(Information)

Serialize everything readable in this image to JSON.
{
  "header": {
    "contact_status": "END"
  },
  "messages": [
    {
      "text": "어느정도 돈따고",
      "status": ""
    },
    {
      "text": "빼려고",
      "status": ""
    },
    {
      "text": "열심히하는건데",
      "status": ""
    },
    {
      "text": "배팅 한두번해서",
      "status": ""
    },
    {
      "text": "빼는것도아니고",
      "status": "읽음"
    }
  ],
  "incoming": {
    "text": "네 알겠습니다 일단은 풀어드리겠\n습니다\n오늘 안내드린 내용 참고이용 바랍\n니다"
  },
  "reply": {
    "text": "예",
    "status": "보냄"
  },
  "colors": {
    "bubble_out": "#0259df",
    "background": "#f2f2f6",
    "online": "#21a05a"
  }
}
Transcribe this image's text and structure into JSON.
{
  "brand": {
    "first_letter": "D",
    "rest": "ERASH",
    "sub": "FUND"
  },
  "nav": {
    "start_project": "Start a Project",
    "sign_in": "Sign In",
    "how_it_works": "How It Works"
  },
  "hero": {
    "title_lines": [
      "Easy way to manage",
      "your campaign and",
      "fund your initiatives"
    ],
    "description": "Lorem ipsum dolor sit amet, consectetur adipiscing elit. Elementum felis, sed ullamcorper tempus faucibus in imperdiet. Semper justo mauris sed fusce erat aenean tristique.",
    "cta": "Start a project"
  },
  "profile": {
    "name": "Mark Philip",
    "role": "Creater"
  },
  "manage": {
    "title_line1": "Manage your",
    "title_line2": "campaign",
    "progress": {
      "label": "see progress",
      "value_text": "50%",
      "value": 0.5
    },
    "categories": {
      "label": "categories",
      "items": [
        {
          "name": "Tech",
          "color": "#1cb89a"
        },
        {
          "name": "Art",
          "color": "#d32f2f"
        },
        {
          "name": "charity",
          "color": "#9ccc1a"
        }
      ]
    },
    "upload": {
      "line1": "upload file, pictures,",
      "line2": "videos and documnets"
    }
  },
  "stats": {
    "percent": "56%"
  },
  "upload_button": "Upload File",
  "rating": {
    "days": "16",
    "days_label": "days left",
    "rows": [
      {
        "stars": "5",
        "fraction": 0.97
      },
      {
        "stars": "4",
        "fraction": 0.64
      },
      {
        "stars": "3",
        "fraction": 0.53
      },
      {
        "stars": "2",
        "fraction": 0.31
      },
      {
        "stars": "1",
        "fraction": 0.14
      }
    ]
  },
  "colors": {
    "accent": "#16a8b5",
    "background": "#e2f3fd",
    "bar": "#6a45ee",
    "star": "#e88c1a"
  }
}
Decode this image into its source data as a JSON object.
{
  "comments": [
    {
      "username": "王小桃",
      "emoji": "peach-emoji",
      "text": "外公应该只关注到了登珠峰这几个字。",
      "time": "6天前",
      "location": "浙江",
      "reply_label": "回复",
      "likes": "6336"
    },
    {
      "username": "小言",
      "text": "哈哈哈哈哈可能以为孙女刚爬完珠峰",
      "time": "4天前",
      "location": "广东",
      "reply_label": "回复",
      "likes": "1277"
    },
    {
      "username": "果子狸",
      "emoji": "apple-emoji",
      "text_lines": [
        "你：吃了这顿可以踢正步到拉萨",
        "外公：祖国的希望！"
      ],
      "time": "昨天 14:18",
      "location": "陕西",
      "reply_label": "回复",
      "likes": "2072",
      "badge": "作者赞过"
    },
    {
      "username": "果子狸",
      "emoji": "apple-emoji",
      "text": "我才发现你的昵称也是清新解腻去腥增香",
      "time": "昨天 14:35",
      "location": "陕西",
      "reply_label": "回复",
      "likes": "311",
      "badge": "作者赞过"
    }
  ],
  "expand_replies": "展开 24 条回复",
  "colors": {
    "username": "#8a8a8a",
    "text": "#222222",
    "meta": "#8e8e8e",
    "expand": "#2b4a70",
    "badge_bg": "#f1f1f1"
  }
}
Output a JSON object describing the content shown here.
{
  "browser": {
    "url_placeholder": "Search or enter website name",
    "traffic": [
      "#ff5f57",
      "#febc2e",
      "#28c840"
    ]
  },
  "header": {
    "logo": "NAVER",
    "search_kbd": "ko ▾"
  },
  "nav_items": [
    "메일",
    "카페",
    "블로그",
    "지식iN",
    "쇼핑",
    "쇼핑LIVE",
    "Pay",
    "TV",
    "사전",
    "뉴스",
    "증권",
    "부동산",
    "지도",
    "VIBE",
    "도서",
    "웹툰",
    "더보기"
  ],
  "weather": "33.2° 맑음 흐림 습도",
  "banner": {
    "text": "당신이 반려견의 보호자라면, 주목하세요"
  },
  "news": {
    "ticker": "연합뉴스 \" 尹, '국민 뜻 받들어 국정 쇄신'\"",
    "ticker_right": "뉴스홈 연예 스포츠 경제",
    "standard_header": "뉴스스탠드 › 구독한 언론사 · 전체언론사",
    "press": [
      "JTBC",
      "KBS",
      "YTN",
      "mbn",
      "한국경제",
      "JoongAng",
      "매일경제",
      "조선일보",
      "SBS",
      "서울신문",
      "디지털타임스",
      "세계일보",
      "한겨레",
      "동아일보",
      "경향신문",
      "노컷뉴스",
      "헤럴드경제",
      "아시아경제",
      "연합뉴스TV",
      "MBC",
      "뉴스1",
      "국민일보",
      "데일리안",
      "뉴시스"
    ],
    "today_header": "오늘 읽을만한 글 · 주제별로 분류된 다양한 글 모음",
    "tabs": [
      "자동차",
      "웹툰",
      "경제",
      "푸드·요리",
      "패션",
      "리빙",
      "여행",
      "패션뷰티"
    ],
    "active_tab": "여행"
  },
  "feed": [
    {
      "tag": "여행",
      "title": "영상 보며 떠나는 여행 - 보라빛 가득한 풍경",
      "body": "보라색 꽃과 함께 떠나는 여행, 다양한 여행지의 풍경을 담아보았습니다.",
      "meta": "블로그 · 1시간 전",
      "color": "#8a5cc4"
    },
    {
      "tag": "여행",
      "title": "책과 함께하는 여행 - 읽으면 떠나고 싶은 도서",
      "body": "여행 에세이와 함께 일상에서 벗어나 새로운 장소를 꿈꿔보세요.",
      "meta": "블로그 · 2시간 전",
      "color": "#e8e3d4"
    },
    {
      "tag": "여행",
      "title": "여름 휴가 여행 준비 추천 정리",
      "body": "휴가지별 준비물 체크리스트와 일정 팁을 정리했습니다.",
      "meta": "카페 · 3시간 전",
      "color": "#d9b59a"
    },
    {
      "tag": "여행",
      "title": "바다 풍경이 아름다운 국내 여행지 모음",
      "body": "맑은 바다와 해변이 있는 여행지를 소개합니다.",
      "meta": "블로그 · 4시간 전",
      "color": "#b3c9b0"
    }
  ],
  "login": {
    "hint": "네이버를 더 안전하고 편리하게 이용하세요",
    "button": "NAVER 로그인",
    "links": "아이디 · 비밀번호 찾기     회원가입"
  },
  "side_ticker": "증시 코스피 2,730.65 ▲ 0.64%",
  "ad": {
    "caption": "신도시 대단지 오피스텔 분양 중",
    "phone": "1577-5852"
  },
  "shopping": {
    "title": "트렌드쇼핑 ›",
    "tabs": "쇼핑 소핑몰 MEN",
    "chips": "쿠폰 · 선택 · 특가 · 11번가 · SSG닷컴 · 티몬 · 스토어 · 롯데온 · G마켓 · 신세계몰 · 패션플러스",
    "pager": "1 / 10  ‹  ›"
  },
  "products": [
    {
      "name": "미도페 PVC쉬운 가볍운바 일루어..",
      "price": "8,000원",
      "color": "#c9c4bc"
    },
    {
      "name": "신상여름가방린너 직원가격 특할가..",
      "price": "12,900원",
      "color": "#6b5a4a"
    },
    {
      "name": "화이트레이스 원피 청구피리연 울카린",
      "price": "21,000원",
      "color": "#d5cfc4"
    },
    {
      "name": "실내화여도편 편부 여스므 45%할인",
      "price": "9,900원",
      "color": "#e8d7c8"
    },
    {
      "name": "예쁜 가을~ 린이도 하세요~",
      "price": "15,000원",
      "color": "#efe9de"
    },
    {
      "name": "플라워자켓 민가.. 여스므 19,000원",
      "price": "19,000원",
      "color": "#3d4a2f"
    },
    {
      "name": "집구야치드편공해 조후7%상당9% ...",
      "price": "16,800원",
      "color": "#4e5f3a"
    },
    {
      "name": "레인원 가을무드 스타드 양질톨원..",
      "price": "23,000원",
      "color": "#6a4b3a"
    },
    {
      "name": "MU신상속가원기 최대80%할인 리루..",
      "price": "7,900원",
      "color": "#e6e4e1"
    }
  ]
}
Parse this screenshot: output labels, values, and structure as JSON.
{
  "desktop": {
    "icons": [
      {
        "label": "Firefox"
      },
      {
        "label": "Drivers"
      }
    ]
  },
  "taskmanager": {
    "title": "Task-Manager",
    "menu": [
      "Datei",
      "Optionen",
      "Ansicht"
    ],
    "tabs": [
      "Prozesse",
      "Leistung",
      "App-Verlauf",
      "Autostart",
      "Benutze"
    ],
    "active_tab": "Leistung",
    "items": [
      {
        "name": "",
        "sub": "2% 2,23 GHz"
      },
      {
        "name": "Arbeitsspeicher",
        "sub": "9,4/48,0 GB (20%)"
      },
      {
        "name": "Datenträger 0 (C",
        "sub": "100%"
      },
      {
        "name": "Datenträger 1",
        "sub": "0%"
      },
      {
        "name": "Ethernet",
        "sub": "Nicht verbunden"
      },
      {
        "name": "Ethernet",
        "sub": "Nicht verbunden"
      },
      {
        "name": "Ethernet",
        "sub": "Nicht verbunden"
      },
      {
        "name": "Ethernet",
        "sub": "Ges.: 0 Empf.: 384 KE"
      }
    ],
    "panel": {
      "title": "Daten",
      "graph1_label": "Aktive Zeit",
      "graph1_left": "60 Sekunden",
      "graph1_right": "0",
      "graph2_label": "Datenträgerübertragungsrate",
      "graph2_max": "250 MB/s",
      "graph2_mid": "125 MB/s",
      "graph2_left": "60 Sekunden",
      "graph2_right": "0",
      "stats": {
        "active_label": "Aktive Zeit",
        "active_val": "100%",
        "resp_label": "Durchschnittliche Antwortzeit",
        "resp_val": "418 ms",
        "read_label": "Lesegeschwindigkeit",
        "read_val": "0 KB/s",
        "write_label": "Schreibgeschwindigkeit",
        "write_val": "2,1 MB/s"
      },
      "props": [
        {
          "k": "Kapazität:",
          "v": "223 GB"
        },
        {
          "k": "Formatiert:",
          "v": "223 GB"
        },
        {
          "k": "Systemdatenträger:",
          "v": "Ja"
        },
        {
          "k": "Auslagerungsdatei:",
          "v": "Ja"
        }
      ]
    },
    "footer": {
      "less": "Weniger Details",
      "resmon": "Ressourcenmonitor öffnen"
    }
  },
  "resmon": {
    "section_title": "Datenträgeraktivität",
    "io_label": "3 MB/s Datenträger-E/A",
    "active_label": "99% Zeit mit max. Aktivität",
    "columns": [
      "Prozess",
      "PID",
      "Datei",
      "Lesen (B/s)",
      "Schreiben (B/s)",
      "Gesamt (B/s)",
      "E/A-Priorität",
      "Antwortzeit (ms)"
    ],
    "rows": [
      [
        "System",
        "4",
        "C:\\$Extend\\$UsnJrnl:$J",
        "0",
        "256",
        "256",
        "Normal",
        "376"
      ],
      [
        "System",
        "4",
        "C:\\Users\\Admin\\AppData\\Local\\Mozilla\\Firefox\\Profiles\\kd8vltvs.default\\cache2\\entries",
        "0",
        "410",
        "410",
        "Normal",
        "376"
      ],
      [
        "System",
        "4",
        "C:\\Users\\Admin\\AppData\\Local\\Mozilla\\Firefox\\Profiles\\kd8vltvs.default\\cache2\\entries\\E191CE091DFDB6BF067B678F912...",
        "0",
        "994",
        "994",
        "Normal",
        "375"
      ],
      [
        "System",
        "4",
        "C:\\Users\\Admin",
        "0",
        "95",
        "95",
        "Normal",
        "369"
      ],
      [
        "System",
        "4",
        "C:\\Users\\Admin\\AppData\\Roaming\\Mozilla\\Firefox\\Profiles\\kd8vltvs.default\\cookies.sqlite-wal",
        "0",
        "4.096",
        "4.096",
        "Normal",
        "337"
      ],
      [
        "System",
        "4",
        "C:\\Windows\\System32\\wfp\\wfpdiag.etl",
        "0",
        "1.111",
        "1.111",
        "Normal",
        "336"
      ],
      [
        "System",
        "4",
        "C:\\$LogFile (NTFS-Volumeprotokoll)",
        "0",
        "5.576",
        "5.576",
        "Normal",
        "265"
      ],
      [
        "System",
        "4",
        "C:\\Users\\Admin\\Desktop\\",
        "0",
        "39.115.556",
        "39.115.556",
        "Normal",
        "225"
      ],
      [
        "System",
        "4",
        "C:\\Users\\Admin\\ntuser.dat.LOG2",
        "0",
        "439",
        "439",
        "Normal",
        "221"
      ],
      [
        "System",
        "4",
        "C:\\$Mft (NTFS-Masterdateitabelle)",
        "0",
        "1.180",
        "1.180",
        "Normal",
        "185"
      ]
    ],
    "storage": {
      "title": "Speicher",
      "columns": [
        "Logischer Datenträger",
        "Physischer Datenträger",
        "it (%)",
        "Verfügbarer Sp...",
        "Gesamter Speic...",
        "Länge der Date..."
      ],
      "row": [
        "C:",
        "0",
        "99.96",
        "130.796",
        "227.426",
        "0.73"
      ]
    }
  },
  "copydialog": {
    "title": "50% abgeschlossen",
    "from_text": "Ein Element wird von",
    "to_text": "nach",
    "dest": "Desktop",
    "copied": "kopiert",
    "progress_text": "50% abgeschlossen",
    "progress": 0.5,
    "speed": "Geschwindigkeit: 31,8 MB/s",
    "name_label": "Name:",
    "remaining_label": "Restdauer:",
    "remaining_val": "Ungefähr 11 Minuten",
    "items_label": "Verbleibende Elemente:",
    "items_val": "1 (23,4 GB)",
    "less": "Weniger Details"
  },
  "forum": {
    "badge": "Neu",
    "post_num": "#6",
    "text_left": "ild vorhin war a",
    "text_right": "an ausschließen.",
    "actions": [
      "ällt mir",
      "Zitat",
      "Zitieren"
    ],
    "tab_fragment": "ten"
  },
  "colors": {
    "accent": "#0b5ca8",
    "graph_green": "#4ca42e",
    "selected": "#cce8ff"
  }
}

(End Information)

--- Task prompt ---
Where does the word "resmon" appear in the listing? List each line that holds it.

--- Result of the task ---
      "resmon": "Ressourcenmonitor öffnen"
  "resmon": {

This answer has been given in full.